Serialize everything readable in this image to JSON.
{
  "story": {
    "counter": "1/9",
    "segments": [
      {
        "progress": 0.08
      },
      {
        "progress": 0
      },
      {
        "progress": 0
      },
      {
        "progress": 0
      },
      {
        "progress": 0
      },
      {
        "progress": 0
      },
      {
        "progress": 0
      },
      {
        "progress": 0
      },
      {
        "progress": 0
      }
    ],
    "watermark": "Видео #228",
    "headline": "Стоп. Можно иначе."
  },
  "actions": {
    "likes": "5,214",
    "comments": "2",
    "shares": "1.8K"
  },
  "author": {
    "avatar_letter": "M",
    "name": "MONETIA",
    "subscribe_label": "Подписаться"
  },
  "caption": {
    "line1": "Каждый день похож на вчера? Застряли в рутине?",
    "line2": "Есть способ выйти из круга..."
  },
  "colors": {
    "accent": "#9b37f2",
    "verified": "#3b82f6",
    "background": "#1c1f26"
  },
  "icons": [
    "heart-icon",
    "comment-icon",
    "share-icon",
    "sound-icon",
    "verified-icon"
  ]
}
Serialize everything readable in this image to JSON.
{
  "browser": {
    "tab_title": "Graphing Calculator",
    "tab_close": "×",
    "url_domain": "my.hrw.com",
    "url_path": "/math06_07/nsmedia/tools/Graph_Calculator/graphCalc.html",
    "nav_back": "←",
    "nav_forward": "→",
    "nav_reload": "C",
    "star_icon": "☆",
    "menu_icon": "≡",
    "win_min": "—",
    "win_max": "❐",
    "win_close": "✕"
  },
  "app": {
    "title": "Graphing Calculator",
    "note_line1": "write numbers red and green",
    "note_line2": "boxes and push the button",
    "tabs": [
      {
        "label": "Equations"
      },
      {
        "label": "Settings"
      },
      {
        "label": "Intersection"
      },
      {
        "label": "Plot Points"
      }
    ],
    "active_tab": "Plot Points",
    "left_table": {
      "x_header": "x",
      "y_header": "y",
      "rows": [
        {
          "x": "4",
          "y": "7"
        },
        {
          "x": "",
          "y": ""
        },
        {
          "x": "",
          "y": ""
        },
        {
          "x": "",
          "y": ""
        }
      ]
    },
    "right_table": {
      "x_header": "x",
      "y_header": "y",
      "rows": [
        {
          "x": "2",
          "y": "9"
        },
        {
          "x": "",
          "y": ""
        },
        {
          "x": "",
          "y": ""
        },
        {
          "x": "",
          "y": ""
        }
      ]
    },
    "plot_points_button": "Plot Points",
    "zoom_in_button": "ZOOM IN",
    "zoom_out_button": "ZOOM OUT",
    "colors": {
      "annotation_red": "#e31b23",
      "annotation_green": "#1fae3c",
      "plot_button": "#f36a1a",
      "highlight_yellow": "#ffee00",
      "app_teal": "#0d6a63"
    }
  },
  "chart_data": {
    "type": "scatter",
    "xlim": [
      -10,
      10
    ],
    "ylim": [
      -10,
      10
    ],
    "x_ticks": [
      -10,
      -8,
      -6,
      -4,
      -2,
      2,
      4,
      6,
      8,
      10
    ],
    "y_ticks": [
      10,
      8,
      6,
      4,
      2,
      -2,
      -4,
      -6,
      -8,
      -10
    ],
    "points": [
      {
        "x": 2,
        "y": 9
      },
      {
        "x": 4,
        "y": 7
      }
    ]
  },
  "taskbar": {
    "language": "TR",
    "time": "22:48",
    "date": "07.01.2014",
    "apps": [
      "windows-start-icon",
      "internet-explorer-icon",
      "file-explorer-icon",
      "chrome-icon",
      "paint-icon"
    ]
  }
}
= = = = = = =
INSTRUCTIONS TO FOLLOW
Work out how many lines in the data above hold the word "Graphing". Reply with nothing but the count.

RESPONSE
2